One of my humans works as an equality and inclusion co-ordinator. She says that my blog is neither equal nor inclusive because I don't say much about non-humans. I think this is unfair. I say a lot about squirrels, ducks, and human philosophers. She says yes, but I talk about them, I don't allow them to speak for themselves. The male human is a bit of a lefty and says that I have a typical liberal colonialist attitude. I don't know what this is, but I don't think that I can eat it.
Anyway, they want me to put things right by hosting a guest post by some cats. Cats! This post is by Fritz and Erwin and has been sent across by Rachel.
We are Erwin and Fritz. We are a bonded feline pair, which is not quite the same as an entangled pair, but does mean that we’re not always sure where one of us ends and the other begins. Our humans reckon Erwin does most of the thinking, but it’s possible that they don’t understand how the connection between us works. Like one of our humans, we know a lot about quantum physics – in fact, we have two famous physicists named after us (Erwin and Fritz) – but that’s off topic for this blog.
Anyway, our physicist human doesn’t appreciate feline company while he works, so we spend more time with a theologian. We appreciate her company, and she seems to appreciate ours. She chases the things that she’s interested in (which appear to include footnotes, meanings and arguments); and we chase the things we’re interested in. There’s an old poem about this kind of feline-human working relationship, called ‘Pangur Ban’.
We like this poem because it points out something humans often seem to forget: that not every problem, or prey, matters equally to everybody. And it’s often interesting to ask why this particular problem (or prey) matters now, and to whom it matters.
It’s obvious to us that it’s really important to find, catch and destroy our toy mice. And real mice too, of course. Our humans seem to think our pursuit of toy mice (as well as moths, leaves, shadows, curtains, etc) is a silly game, and our pursuit of real mice is a very bad idea. But our theologian human also seems to think that some of the arguments other theologians pursue are like silly games (to be fair to her, she doesn’t say that much herself, because she gets tired of people making jokes about angels on pinheads) – and some are very bad ideas (you should hear her on the subject of premillennial dispensationalism, or dispensational premillenialism, whichever way round the pair goes).

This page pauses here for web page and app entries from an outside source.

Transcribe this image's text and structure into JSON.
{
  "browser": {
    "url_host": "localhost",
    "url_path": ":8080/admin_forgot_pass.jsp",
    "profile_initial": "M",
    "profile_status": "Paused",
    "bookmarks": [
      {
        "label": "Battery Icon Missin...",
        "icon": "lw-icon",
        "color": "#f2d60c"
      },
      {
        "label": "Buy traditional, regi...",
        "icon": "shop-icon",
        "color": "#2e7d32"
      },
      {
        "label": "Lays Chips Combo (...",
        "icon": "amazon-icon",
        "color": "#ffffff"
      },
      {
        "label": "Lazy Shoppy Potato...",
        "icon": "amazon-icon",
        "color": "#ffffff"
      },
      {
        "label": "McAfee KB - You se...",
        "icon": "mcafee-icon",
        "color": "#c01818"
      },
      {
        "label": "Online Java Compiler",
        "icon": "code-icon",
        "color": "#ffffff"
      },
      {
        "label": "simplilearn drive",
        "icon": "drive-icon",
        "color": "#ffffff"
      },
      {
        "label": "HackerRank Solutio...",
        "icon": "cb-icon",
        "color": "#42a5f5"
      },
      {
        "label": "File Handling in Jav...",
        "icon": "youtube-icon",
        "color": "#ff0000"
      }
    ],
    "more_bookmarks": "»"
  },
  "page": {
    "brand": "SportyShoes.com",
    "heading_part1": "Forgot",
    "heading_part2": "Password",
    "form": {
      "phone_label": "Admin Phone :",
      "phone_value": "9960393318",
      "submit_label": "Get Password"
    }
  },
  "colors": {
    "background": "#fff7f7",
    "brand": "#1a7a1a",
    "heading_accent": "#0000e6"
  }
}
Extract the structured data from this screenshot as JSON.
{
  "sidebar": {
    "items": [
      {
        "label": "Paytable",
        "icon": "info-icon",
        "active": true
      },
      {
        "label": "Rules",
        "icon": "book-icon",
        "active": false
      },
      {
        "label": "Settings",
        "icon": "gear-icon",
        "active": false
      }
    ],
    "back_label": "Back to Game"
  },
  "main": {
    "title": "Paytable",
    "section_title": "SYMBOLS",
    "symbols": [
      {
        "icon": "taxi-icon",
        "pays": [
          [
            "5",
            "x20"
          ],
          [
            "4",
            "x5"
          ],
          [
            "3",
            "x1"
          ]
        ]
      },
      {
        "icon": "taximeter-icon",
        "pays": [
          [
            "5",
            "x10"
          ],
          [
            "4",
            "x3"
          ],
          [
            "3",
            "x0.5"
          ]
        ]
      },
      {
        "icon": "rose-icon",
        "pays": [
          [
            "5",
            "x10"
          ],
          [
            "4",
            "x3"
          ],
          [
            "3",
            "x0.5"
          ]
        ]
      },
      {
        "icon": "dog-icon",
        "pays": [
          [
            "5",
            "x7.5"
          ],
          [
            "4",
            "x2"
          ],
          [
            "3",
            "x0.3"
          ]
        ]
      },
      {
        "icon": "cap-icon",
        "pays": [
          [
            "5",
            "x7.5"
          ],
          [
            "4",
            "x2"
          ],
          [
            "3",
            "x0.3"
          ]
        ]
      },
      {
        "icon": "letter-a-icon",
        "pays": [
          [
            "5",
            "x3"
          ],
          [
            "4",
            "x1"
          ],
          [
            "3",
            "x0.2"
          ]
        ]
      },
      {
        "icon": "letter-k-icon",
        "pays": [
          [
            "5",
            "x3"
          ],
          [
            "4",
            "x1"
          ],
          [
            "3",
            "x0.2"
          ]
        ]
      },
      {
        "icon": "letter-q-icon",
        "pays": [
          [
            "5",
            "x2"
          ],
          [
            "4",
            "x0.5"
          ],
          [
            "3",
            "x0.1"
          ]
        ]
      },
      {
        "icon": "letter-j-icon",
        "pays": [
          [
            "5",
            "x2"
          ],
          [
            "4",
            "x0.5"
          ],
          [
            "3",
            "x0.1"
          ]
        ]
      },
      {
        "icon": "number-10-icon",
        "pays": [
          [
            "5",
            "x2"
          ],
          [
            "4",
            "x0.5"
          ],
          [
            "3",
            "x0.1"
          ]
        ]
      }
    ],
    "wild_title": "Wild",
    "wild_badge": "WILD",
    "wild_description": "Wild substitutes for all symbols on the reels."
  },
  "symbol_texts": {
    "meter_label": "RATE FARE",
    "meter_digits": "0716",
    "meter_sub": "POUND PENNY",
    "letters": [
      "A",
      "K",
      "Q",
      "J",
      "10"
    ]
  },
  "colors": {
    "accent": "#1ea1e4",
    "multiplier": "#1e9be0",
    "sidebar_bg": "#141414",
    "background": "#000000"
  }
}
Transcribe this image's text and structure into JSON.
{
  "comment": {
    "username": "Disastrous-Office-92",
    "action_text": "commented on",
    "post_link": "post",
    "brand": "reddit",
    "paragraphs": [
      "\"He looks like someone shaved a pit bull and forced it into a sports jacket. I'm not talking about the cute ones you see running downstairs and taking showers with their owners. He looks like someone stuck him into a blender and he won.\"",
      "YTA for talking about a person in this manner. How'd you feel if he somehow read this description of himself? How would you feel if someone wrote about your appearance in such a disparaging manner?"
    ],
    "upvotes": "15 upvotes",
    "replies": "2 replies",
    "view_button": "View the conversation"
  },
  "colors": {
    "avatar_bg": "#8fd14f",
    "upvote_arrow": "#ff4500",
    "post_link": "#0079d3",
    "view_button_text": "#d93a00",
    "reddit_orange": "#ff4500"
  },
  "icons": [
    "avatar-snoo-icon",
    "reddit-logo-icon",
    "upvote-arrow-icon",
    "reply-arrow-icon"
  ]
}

Cats don’t find the variety of different human pursuits surprising, because we are creatures of habit and place. We suspect that habit and place – call it “context”, if you like – make a big difference to what problems matter to which humans. But humans tend not to notice this. Perhaps they should lift their heads from their own pursuits more often and take time to understand what other people, or even other species, are bothered about, and why. We cats stop and do this frequently – usually after the prey has got away, and while washing our faces.
We even have some thoughts about the “problem of evil”, which some humans are fond of pursuing, and which looks to us like a silly game. We’ve heard that at least one of Lola’s humans agrees with us.
Mental walkies with Lola,